UK Appalachian Center Awards 8 Student Researchers

LEXINGTON, Ky. (July 27, 2021) — The University of Kentucky Appalachian Center has honored eight students with its annual research awards. Three graduate students received the James S. Brown Graduate Student Award for Research on Appalachia, and four graduate students and one undergraduate student received the center's Eller and Billings Student Research Award.

“The Appalachian Center is again excited to support a wide range of student research,” said Kathryn Engle, director of the Appalachian Center. “From history to social science to health to the natural sciences, our students are doing groundbreaking work in the region.”

The James S. Brown Graduate Student Award for Research on Appalachia is given to honor the memory of James S. Brown, a sociology professor at UK from 1946 to 1982, whose pioneering studies of society, demography and migration in Appalachia (including his ethnography of "Beech Creek") helped to establish the field of Appalachian studies at UK and beyond.

To be eligible, students must be enrolled actively in a master's or doctoral degree program at UK. The award must be used to meet the costs of doing research relevant to social life in Appalachia including travel, lodging, copying, interviewing, ethnography, data collection, archival research, transcribing and other legitimate research expenses. Up to $1,000 is awarded to each recipient.

The recipients will present their research at Sharing Work on Appalachia in Progress with Appalachian Studies Program faculty and students during the 2021-2022 academic year.

The 2021 James S. Brown Graduate Student Award for Research recipients are:

  • Madeline Dunfee, Departments of Epidemiology and Biostatistics, College of Pharmacy: "The Influence of Social Networks on Appalachian Adults’ Type Two Diabetes Self-Management."
  • Emma Kiser, Department of History, College of Arts and Sciences: "Protecting Old-Growth Forests in the Mountain South.”
  • K.C. Vick, Department of Sociology, College of Arts and Sciences: "Demarginalizing Methods: Engaging Community-Based Participatory Methodology in a South Appalachian Cancer Cluster Study."

In the spirit of collaboration across units, colleges and academic/community boundaries, the Appalachian Center and Appalachian Studies Program established the UK Appalachian Center Eller and Billings Student Research Award for research by UK students focused in and on the Appalachian region, especially toward furthering the conversation on sustainable futures in the region.
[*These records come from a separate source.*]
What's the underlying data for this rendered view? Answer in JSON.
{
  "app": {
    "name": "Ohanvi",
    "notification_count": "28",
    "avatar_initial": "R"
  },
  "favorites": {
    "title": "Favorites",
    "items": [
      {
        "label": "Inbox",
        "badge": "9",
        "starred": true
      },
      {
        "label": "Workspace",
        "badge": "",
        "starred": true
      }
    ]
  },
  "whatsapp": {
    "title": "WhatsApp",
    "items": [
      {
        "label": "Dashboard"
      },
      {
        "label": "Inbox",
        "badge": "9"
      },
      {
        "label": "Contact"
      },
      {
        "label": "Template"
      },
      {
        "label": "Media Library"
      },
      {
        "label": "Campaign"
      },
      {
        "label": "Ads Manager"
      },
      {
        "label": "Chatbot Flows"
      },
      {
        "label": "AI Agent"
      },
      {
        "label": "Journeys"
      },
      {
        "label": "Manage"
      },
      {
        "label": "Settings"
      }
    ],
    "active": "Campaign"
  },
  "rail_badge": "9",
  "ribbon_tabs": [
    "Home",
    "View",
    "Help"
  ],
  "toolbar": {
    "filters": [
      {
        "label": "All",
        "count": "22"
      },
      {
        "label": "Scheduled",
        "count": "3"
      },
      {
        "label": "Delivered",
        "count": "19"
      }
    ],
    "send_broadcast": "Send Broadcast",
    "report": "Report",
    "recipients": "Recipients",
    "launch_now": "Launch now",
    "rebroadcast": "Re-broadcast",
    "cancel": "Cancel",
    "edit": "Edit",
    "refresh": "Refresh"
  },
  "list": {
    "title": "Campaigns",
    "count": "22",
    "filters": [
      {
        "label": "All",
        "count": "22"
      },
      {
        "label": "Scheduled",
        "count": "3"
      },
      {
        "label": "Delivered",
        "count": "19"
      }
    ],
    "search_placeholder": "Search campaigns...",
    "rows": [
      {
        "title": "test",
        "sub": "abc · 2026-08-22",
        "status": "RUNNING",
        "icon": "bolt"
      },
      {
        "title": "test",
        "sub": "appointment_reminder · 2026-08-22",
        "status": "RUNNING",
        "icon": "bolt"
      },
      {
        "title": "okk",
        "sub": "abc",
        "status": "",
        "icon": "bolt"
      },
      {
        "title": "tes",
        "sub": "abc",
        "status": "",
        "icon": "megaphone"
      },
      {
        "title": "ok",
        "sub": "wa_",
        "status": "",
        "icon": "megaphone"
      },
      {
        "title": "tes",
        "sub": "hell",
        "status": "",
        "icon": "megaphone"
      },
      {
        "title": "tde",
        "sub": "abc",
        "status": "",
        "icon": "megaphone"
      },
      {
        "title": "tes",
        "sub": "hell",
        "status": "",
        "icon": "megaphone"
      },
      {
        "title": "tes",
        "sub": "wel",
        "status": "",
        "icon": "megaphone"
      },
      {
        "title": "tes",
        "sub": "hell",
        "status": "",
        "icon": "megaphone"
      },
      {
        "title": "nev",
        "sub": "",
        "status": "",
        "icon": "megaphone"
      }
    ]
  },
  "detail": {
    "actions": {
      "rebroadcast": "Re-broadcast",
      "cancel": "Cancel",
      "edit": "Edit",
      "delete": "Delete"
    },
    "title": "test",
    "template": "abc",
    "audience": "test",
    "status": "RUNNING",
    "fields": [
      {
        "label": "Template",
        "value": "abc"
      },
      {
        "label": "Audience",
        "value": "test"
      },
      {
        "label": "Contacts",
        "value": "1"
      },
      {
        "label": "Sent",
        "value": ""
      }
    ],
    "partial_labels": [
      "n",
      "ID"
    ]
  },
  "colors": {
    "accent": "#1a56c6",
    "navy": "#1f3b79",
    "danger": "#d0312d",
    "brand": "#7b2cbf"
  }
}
Named after longtime UK historian Ronald D. Eller and longtime UK sociologist Dwight B. Billings, the award seeks to encourage and promote cutting-edge research across disciplines.

To be eligible for this award of up to $1,000, students must be actively enrolled in a graduate or undergraduate program at UK. Students from all disciplines are encouraged to apply. Recipients of this award will also present their findings during the 2021-22 academic year. 

The 2021 Eller and Billings Student Research Award recipients are:

  • Zachary Hackworth, Department of Forestry and Natural Resources, College of Agriculture, Food and Environment: "A Five-Year Evaluation of Mammalian Herbivory Impacts on Surface Mine Reforestation Plantings in Southeastern Kentucky."
  • Courtney Martin (undergraduate), Department of Biology, College of Arts and Sciences: "Investigating Cancer in Appalachian Kentucky through Content Analysis of Oral History Interviews."
  • Benjamin Rhodes, Department of Forestry and Natural Resources, College of Agriculture, Food and Environment: “An evaluation of red spruce reforestation on mined lands and old field sites in the West Virginia highlands.”
  • Briana Snyder, Department of Forestry and Natural Resources, College of Agriculture, Food and Environment: "Bat Foraging on West Virginia Mined Land Restored via the Forestry Reclamation Approach."
  • Sarah Tomke, Department of Forestry and Natural Resources, College of Agriculture, Food and Environment: “Determining the Distribution of Eastern Hellbenders in Kentucky using Environmental DNA (eDNA) Methods.”

The University of Kentucky is increasingly the first choice for students, faculty and staff to pursue their passions and their professional goals. In the last two years, Forbes has named UK among the best employers for diversity, and INSIGHT into Diversity recognized us as a Diversity Champion four years running. UK is ranked among the top 30 campuses in the nation for LGBTQ* inclusion and safety. UK has been judged a “Great College to Work for" three years in a row, and UK is among only 22 universities in the country on Forbes' list of "America's Best Employers."  We are ranked among the top 10 percent of public institutions for research expenditures — a tangible symbol of our breadth and depth as a university focused on discovery that changes lives and communities. And our patients know and appreciate the fact that UK HealthCare has been named the state’s top hospital for five straight years. Accolades and honors are great. But they are more important for what they represent: the idea that creating a community of belonging and commitment to excellence is how we honor our mission to be not simply the University of Kentucky, but the University for Kentucky.